═══ Recorded information

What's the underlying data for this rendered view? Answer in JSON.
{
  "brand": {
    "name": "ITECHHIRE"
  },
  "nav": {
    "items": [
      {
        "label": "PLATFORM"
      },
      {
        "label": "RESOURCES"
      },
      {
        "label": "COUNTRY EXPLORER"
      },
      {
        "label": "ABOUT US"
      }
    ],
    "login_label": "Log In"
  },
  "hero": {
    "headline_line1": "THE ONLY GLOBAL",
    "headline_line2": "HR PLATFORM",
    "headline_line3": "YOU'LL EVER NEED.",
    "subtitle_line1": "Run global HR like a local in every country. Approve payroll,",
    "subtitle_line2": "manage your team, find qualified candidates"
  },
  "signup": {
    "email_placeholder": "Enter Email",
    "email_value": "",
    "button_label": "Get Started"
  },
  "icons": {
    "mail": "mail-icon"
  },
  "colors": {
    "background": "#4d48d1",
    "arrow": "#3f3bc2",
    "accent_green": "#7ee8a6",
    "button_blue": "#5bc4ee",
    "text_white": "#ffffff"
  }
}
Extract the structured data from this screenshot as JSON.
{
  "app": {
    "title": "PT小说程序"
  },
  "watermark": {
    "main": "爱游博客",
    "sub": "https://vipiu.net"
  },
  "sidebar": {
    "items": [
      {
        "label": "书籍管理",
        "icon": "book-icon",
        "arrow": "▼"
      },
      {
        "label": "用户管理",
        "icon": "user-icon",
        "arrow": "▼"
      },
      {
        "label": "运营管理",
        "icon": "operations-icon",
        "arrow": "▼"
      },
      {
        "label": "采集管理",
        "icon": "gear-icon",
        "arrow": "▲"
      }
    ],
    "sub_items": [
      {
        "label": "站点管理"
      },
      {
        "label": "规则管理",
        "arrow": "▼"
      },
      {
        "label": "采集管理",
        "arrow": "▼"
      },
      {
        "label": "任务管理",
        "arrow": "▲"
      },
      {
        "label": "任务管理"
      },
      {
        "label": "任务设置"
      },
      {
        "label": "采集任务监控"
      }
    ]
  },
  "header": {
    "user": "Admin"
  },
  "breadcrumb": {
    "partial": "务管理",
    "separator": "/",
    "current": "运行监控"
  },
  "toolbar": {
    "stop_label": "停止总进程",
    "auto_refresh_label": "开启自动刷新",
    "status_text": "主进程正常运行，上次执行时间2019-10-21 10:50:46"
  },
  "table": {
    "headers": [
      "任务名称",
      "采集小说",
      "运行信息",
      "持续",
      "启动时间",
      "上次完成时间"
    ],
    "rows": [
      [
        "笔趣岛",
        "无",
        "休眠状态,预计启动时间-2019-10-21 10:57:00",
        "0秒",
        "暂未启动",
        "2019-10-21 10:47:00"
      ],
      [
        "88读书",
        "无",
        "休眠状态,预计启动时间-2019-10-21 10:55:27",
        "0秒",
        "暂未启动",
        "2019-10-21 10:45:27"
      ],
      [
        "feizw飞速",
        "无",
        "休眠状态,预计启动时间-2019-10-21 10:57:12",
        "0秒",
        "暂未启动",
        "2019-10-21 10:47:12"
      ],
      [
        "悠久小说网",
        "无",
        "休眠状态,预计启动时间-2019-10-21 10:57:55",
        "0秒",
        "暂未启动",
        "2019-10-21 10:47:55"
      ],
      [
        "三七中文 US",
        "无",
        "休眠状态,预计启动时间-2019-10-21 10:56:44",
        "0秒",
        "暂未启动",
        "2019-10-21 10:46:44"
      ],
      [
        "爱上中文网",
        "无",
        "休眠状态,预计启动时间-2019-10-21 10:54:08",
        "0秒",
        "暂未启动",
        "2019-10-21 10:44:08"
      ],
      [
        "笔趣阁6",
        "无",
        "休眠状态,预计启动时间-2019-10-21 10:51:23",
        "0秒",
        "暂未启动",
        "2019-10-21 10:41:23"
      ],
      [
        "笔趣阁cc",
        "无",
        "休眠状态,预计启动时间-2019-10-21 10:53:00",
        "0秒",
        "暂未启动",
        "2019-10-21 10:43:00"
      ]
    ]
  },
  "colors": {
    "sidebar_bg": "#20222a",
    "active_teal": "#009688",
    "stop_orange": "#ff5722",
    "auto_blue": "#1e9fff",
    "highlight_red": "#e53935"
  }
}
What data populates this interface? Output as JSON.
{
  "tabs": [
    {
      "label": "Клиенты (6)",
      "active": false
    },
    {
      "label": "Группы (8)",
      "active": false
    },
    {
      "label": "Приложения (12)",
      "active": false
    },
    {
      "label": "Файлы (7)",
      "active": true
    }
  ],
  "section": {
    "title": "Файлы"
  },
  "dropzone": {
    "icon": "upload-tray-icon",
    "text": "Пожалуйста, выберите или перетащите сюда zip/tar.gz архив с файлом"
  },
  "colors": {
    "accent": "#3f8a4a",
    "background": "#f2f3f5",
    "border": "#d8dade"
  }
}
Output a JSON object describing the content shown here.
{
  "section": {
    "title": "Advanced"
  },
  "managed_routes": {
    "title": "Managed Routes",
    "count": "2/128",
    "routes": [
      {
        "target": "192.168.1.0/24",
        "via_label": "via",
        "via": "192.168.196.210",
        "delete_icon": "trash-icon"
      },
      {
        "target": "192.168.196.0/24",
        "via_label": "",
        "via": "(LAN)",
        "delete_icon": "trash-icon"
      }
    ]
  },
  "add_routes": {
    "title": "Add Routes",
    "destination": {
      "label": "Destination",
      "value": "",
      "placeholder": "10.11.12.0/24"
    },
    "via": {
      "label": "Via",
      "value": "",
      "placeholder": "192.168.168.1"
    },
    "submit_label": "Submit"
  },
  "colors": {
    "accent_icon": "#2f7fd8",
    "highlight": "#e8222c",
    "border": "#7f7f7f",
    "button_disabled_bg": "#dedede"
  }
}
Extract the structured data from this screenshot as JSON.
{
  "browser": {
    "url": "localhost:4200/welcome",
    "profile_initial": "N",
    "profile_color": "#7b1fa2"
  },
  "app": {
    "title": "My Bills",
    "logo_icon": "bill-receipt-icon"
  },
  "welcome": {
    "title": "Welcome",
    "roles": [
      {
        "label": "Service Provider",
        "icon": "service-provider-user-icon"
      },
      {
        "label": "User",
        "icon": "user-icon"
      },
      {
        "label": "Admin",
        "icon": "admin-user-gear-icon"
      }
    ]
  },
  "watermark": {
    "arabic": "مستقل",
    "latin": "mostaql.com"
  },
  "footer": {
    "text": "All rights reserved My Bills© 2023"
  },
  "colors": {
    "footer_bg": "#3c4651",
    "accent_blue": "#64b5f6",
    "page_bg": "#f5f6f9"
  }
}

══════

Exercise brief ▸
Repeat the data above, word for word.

Answer to this exercise ▸
What's the underlying data for this rendered view? Answer in JSON.
{
  "brand": {
    "name": "ITECHHIRE"
  },
  "nav": {
    "items": [
      {
        "label": "PLATFORM"
      },
      {
        "label": "RESOURCES"
      },
      {
        "label": "COUNTRY EXPLORER"
      },
      {
        "label": "ABOUT US"
      }
    ],
    "login_label": "Log In"
  },
  "hero": {
    "headline_line1": "THE ONLY GLOBAL",
    "headline_line2": "HR PLATFORM",
    "headline_line3": "YOU'LL EVER NEED.",
    "subtitle_line1": "Run global HR like a local in every country. Approve payroll,",
    "subtitle_line2": "manage your team, find qualified candidates"
  },
  "signup": {
    "email_placeholder": "Enter Email",
    "email_value": "",
    "button_label": "Get Started"
  },
  "icons": {
    "mail": "mail-icon"
  },
  "colors": {
    "background": "#4d48d1",
    "arrow": "#3f3bc2",
    "accent_green": "#7ee8a6",
    "button_blue": "#5bc4ee",
    "text_white": "#ffffff"
  }
}
Extract the structured data from this screenshot as JSON.
{
  "app": {
    "title": "PT小说程序"
  },
  "watermark": {
    "main": "爱游博客",
    "sub": "https://vipiu.net"
  },
  "sidebar": {
    "items": [
      {
        "label": "书籍管理",
        "icon": "book-icon",
        "arrow": "▼"
      },
      {
        "label": "用户管理",
        "icon": "user-icon",
        "arrow": "▼"
      },
      {
        "label": "运营管理",
        "icon": "operations-icon",
        "arrow": "▼"
      },
      {
        "label": "采集管理",
        "icon": "gear-icon",
        "arrow": "▲"
      }
    ],
    "sub_items": [
      {
        "label": "站点管理"
      },
      {
        "label": "规则管理",
        "arrow": "▼"
      },
      {
        "label": "采集管理",
        "arrow": "▼"
      },
      {
        "label": "任务管理",
        "arrow": "▲"
      },
      {
        "label": "任务管理"
      },
      {
        "label": "任务设置"
      },
      {
        "label": "采集任务监控"
      }
    ]
  },
  "header": {
    "user": "Admin"
  },
  "breadcrumb": {
    "partial": "务管理",
    "separator": "/",
    "current": "运行监控"
  },
  "toolbar": {
    "stop_label": "停止总进程",
    "auto_refresh_label": "开启自动刷新",
    "status_text": "主进程正常运行，上次执行时间2019-10-21 10:50:46"
  },
  "table": {
    "headers": [
      "任务名称",
      "采集小说",
      "运行信息",
      "持续",
      "启动时间",
      "上次完成时间"
    ],
    "rows": [
      [
        "笔趣岛",
        "无",
        "休眠状态,预计启动时间-2019-10-21 10:57:00",
        "0秒",
        "暂未启动",
        "2019-10-21 10:47:00"
      ],
      [
        "88读书",
        "无",
        "休眠状态,预计启动时间-2019-10-21 10:55:27",
        "0秒",
        "暂未启动",
        "2019-10-21 10:45:27"
      ],
      [
        "feizw飞速",
        "无",
        "休眠状态,预计启动时间-2019-10-21 10:57:12",
        "0秒",
        "暂未启动",
        "2019-10-21 10:47:12"
      ],
      [
        "悠久小说网",
        "无",
        "休眠状态,预计启动时间-2019-10-21 10:57:55",
        "0秒",
        "暂未启动",
        "2019-10-21 10:47:55"
      ],
      [
        "三七中文 US",
        "无",
        "休眠状态,预计启动时间-2019-10-21 10:56:44",
        "0秒",
        "暂未启动",
        "2019-10-21 10:46:44"
      ],
      [
        "爱上中文网",
        "无",
        "休眠状态,预计启动时间-2019-10-21 10:54:08",
        "0秒",
        "暂未启动",
        "2019-10-21 10:44:08"
      ],
      [
        "笔趣阁6",
        "无",
        "休眠状态,预计启动时间-2019-10-21 10:51:23",
        "0秒",
        "暂未启动",
        "2019-10-21 10:41:23"
      ],
      [
        "笔趣阁cc",
        "无",
        "休眠状态,预计启动时间-2019-10-21 10:53:00",
        "0秒",
        "暂未启动",
        "2019-10-21 10:43:00"
      ]
    ]
  },
  "colors": {
    "sidebar_bg": "#20222a",
    "active_teal": "#009688",
    "stop_orange": "#ff5722",
    "auto_blue": "#1e9fff",
    "highlight_red": "#e53935"
  }
}
What data populates this interface? Output as JSON.
{
  "tabs": [
    {
      "label": "Клиенты (6)",
      "active": false
    },
    {
      "label": "Группы (8)",
      "active": false
    },
    {
      "label": "Приложения (12)",
      "active": false
    },
    {
      "label": "Файлы (7)",
      "active": true
    }
  ],
  "section": {
    "title": "Файлы"
  },
  "dropzone": {
    "icon": "upload-tray-icon",
    "text": "Пожалуйста, выберите или перетащите сюда zip/tar.gz архив с файлом"
  },
  "colors": {
    "accent": "#3f8a4a",
    "background": "#f2f3f5",
    "border": "#d8dade"
  }
}
Output a JSON object describing the content shown here.
{
  "section": {
    "title": "Advanced"
  },
  "managed_routes": {
    "title": "Managed Routes",
    "count": "2/128",
    "routes": [
      {
        "target": "192.168.1.0/24",
        "via_label": "via",
        "via": "192.168.196.210",
        "delete_icon": "trash-icon"
      },
      {
        "target": "192.168.196.0/24",
        "via_label": "",
        "via": "(LAN)",
        "delete_icon": "trash-icon"
      }
    ]
  },
  "add_routes": {
    "title": "Add Routes",
    "destination": {
      "label": "Destination",
      "value": "",
      "placeholder": "10.11.12.0/24"
    },
    "via": {
      "label": "Via",
      "value": "",
      "placeholder": "192.168.168.1"
    },
    "submit_label": "Submit"
  },
  "colors": {
    "accent_icon": "#2f7fd8",
    "highlight": "#e8222c",
    "border": "#7f7f7f",
    "button_disabled_bg": "#dedede"
  }
}
Extract the structured data from this screenshot as JSON.
{
  "browser": {
    "url": "localhost:4200/welcome",
    "profile_initial": "N",
    "profile_color": "#7b1fa2"
  },
  "app": {
    "title": "My Bills",
    "logo_icon": "bill-receipt-icon"
  },
  "welcome": {
    "title": "Welcome",
    "roles": [
      {
        "label": "Service Provider",
        "icon": "service-provider-user-icon"
      },
      {
        "label": "User",
        "icon": "user-icon"
      },
      {
        "label": "Admin",
        "icon": "admin-user-gear-icon"
      }
    ]
  },
  "watermark": {
    "arabic": "مستقل",
    "latin": "mostaql.com"
  },
  "footer": {
    "text": "All rights reserved My Bills© 2023"
  },
  "colors": {
    "footer_bg": "#3c4651",
    "accent_blue": "#64b5f6",
    "page_bg": "#f5f6f9"
  }
}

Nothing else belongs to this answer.